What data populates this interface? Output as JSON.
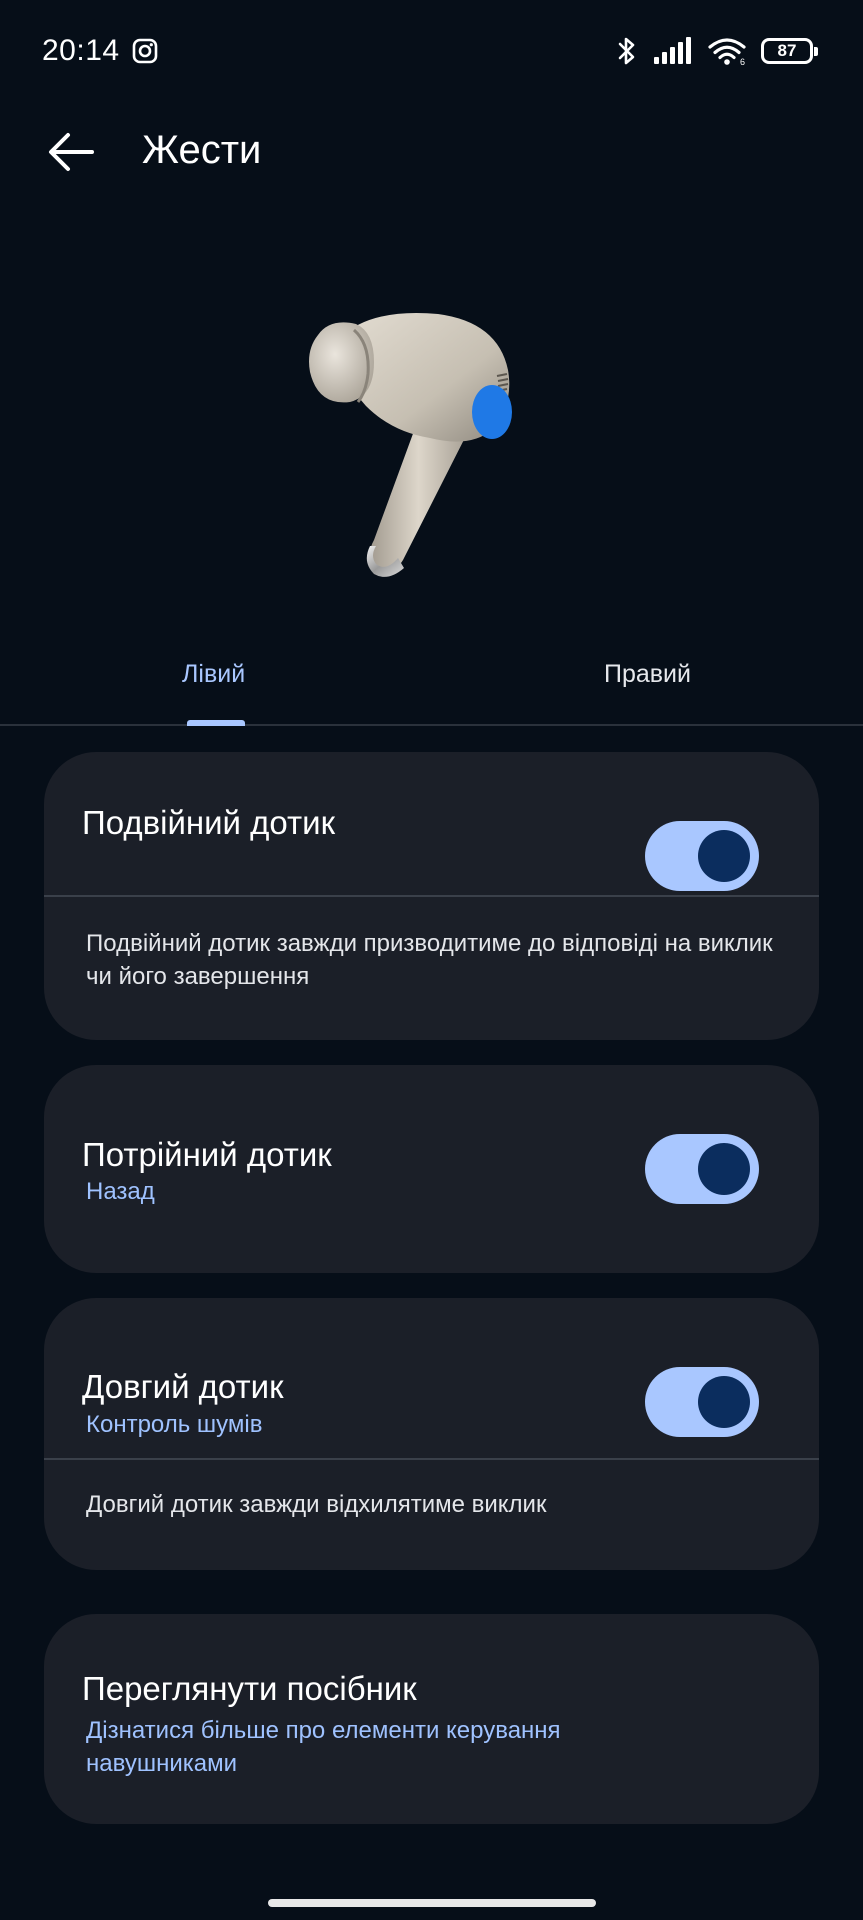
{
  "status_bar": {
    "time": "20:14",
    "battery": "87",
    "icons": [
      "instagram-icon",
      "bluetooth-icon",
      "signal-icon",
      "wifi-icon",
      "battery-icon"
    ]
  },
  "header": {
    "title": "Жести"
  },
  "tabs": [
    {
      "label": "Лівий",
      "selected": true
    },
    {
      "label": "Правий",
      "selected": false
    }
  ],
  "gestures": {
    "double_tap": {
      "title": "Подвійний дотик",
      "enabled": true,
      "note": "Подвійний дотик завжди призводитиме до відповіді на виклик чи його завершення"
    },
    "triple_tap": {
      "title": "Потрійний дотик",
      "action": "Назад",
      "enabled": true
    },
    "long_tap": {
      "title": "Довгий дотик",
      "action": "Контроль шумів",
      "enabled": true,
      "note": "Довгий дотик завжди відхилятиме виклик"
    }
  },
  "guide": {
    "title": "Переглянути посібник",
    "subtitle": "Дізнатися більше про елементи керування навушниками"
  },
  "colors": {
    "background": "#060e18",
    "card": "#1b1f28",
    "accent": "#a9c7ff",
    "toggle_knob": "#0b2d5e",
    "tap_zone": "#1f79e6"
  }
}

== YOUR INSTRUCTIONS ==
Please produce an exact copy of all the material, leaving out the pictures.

== YOUR SOLUTION ==
What data populates this interface? Output as JSON.
{
  "status_bar": {
    "time": "20:14",
    "battery": "87",
    "icons": [
      "instagram-icon",
      "bluetooth-icon",
      "signal-icon",
      "wifi-icon",
      "battery-icon"
    ]
  },
  "header": {
    "title": "Жести"
  },
  "tabs": [
    {
      "label": "Лівий",
      "selected": true
    },
    {
      "label": "Правий",
      "selected": false
    }
  ],
  "gestures": {
    "double_tap": {
      "title": "Подвійний дотик",
      "enabled": true,
      "note": "Подвійний дотик завжди призводитиме до відповіді на виклик чи його завершення"
    },
    "triple_tap": {
      "title": "Потрійний дотик",
      "action": "Назад",
      "enabled": true
    },
    "long_tap": {
      "title": "Довгий дотик",
      "action": "Контроль шумів",
      "enabled": true,
      "note": "Довгий дотик завжди відхилятиме виклик"
    }
  },
  "guide": {
    "title": "Переглянути посібник",
    "subtitle": "Дізнатися більше про елементи керування навушниками"
  },
  "colors": {
    "background": "#060e18",
    "card": "#1b1f28",
    "accent": "#a9c7ff",
    "toggle_knob": "#0b2d5e",
    "tap_zone": "#1f79e6"
  }
}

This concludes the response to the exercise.